Beyoncé’s singing is guttural, pristine, and classic; 90s R&B classic, of course, complete with whistle tones and plenty of vocal runs, which is a whole other kind of game to master. As if in homage to her constantly evolving vocal style, Homecoming includes a full-on Destiny’s Child reunion. You can hear the audience spike in volume when the opening lyrics of “Say My Name” roll off the trio, and to no real surprise, it’s like they never parted ways. The reunion may be pure fan service, but the dynamic band means that every song on Homecoming is imbued with some kind of refresher; even “Mi Gente.”

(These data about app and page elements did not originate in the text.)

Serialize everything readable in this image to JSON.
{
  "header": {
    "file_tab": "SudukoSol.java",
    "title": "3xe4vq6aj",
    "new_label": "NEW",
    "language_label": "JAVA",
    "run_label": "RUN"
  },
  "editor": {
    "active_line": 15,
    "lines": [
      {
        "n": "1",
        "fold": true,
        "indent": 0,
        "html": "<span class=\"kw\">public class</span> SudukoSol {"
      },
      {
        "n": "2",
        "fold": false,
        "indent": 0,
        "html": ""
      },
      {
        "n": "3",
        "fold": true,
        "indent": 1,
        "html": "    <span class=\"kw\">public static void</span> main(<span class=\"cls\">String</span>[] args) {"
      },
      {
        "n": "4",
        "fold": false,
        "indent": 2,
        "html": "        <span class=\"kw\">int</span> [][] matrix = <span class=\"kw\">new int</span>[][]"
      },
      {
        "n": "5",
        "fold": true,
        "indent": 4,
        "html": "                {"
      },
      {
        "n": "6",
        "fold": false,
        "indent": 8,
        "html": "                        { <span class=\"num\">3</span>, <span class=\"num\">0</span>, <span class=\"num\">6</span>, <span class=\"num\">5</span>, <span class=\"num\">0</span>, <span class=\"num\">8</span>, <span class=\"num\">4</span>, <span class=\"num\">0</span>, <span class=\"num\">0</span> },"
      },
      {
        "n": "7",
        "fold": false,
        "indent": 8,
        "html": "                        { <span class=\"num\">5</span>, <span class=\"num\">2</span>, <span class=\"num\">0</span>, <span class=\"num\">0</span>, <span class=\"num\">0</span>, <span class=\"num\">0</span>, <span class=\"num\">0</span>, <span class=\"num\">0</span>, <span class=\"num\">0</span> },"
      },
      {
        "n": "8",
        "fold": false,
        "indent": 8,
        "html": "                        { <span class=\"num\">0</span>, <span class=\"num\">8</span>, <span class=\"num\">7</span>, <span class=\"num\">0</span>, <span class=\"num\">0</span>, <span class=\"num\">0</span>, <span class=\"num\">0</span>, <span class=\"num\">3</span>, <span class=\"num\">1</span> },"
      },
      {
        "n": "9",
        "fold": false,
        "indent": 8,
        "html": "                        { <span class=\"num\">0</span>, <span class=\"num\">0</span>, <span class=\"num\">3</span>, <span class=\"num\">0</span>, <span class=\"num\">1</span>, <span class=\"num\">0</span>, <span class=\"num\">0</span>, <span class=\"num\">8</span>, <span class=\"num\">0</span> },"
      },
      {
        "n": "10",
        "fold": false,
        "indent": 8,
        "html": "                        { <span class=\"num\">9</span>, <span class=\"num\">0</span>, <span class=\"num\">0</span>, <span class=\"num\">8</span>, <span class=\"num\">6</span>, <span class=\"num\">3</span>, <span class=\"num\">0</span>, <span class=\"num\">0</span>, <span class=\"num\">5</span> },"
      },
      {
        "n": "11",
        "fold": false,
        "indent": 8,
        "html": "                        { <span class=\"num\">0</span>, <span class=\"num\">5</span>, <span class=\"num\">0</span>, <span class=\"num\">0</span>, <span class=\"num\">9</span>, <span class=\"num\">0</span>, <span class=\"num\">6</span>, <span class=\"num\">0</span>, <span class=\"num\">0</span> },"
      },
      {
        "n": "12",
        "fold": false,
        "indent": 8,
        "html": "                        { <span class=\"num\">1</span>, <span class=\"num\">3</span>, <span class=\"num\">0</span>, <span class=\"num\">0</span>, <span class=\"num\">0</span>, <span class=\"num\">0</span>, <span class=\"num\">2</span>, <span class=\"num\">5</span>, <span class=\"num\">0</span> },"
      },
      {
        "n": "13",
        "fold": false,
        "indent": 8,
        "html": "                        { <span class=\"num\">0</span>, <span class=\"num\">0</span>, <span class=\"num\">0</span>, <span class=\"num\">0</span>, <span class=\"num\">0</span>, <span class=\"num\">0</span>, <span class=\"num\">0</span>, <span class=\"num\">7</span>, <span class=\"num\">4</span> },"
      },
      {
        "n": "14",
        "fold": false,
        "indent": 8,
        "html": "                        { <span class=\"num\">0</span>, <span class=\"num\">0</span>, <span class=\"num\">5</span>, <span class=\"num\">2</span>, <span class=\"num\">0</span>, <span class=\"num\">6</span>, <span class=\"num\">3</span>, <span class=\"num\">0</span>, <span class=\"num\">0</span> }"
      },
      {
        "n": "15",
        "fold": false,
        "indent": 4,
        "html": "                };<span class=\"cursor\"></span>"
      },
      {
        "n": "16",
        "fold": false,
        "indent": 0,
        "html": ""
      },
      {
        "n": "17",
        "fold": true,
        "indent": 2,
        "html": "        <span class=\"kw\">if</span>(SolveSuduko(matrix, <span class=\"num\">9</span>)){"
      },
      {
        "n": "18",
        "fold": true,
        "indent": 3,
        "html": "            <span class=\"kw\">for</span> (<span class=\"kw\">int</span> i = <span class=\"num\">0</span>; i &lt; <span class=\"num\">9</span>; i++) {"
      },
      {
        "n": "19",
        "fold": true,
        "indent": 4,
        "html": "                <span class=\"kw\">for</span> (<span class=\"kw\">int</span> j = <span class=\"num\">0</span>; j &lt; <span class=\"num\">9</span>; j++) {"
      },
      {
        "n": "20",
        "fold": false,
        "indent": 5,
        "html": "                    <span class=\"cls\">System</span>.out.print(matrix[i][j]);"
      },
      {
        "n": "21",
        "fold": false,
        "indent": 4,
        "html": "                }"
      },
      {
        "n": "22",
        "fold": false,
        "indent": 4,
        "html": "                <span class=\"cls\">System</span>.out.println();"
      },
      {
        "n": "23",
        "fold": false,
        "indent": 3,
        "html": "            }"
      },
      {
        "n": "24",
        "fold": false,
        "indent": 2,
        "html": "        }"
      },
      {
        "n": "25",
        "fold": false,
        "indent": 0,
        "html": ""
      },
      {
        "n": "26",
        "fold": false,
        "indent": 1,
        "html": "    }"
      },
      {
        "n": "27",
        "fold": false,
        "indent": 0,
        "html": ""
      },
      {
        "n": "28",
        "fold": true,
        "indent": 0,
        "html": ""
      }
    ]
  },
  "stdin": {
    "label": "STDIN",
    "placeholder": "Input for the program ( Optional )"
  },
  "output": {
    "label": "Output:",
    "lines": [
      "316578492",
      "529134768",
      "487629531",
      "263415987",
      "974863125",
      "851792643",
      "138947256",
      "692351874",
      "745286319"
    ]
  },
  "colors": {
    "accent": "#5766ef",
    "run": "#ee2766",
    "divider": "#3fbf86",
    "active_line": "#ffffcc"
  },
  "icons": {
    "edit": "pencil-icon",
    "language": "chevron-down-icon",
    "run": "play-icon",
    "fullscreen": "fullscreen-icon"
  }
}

Homecoming isn’t just an exceptional live album: it’s a statement to black women and the misrepresented. In a quote from the film, Bey says that she wanted “every person that has ever been dismissed because of the way they look to feel like they were on that stage.” It’s an arrival of talented artists, displayed proudly on university bleachers for the world to see. Homecoming captures the plight of the labeled, the cast off, and tells them “you have a place.” The album and film are an opportunity, a chance for those ignored in youth to be given the spotlight, conveniently on a stage next to Beyoncé. It’s a celebration, another step in preserving the red-hot streak she’s been riding since 2013: the perfect surprise.